The supraspinous ligament, also known as the supraspinal ligament, is a ligament found along the vertebral column.

Interspinous ligament

interspinal ligamentinterspinous ligamentsinterspinous
The interspinous ligaments connect the adjoining spinous processes of the vertebrae.
The interspinous ligaments (interspinal ligaments) are thin and membranous ligaments, that connect adjoining spinous processes of the vertebra in the spine.

Somite

somitessclerotomedermatome
The striking segmented pattern of the spine is established during embryogenesis when somites are rhythmically added to the posterior of the embryo.
In vertebrates, somites subdivide into the sclerotomes, myotomes, syndetomes, and dermatomes that give rise to the vertebrae of the vertebral column, rib cage, and part of the occipital bone; skeletal muscle, cartilage, tendons, and skin (of the back).

Anatomical terms of location

ventraldorsalanterior
The vertebral arch is posterior, meaning it faces the back of a person.
Structures may be described as being at the level of a specific spinal vertebra, depending on the section of the vertebral column the structure is at.

Spina bifida

myelomeningocelemeningocelespina bifida occulta
Spina bifida is a congenital disorder in which there is a defective closure of the vertebral arch.
Spina bifida is a birth defect in which there is incomplete closing of the spine and membranes around the spinal cord during early development in pregnancy.

Congenital vertebral anomaly

hemivertebraeBlock vertebraeCongenital vertebral anomalies
Spina bifida is a congenital disorder in which there is a defective closure of the vertebral arch.
Congenital vertebral abnormalities are a collection of malformations of the spine.

Peripheral nervous system

peripheralperipheral nervesPNS
The spinal cord is part of the central nervous system that supplies nerves and receives information from the peripheral nervous system within the body.
Unlike the CNS, the PNS is not protected by the vertebral column and skull, or by the blood–brain barrier, which leaves it exposed to toxins and mechanical injuries.

Sympathetic nervous system

sympatheticsympathetic nervesympathetic nerves
The spinal nerves provide sympathetic nervous supply to the body, with nerves emerging forming the sympathetic trunk and the splanchnic nerves.
The shorter preganglionic neurons originate in the thoracolumbar division of the spinal cord specifically at T1 to L2~L3, and travel to a ganglion, often one of the paravertebral ganglia, where they synapse with a postganglionic neuron.

Anterior longitudinal ligament

anteriorthe Anterior Longitudinal Ligament
The anterior and posterior longitudinal ligaments extend the length of the vertebral column along the front and back of the vertebral bodies.
The anterior longitudinal ligament is a ligament that runs down the anterior surface of the spine.

Axial skeleton

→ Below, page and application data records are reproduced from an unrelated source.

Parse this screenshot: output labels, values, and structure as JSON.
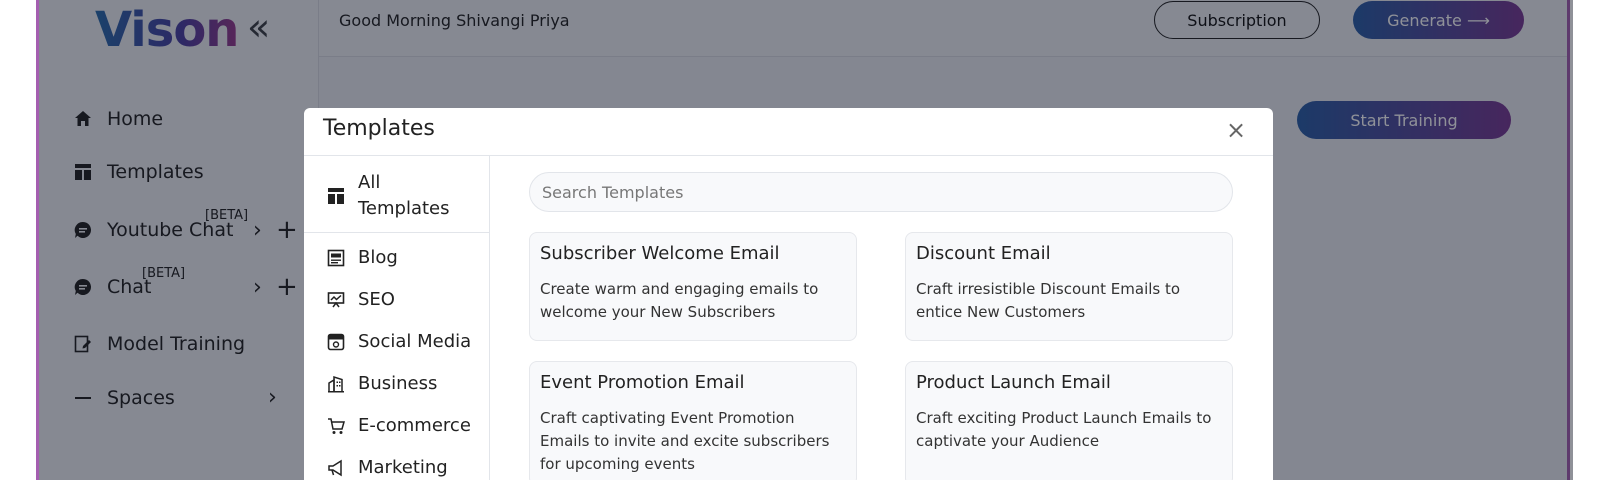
{
  "app": {
    "logo": "Vison"
  },
  "sidebar": {
    "collapse_glyph": "«",
    "items": [
      {
        "label": "Home",
        "icon": "home-icon"
      },
      {
        "label": "Templates",
        "icon": "templates-icon"
      },
      {
        "label": "Youtube Chat",
        "badge": "[BETA]",
        "icon": "chat-bubble-icon"
      },
      {
        "label": "Chat",
        "badge": "[BETA]",
        "icon": "chat-bubble-icon"
      },
      {
        "label": "Model Training",
        "icon": "model-training-icon"
      },
      {
        "label": "Spaces",
        "icon": "minus-icon"
      }
    ]
  },
  "header": {
    "greeting": "Good Morning Shivangi Priya",
    "subscription_label": "Subscription",
    "generate_label": "Generate ⟶"
  },
  "main": {
    "start_training_label": "Start Training"
  },
  "modal": {
    "title": "Templates",
    "close_glyph": "×",
    "search_placeholder": "Search Templates",
    "categories": [
      {
        "label": "All Templates",
        "icon": "templates-icon"
      },
      {
        "label": "Blog",
        "icon": "blog-icon"
      },
      {
        "label": "SEO",
        "icon": "seo-icon"
      },
      {
        "label": "Social Media",
        "icon": "social-media-icon"
      },
      {
        "label": "Business",
        "icon": "business-icon"
      },
      {
        "label": "E-commerce",
        "icon": "cart-icon"
      },
      {
        "label": "Marketing",
        "icon": "megaphone-icon"
      }
    ],
    "cards": [
      {
        "title": "Subscriber Welcome Email",
        "description": "Create warm and engaging emails to welcome your New Subscribers"
      },
      {
        "title": "Discount Email",
        "description": "Craft irresistible Discount Emails to entice New Customers"
      },
      {
        "title": "Event Promotion Email",
        "description": "Craft captivating Event Promotion Emails to invite and excite subscribers for upcoming events"
      },
      {
        "title": "Product Launch Email",
        "description": "Craft exciting Product Launch Emails to captivate your Audience"
      }
    ]
  },
  "colors": {
    "accent_start": "#2b5fa6",
    "accent_end": "#7a3a93",
    "frame_border": "#a45eb0"
  }
}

axialaxial bonesaxial muscles
The vertebral column, also known as the backbone or spine, is part of the axial skeleton.
In the human skeleton, it consists of 80 bones and is composed of six parts; the skull (22 bones), the ossicles of the middle ear, the hyoid bone, the rib cage, sternum and the vertebral column.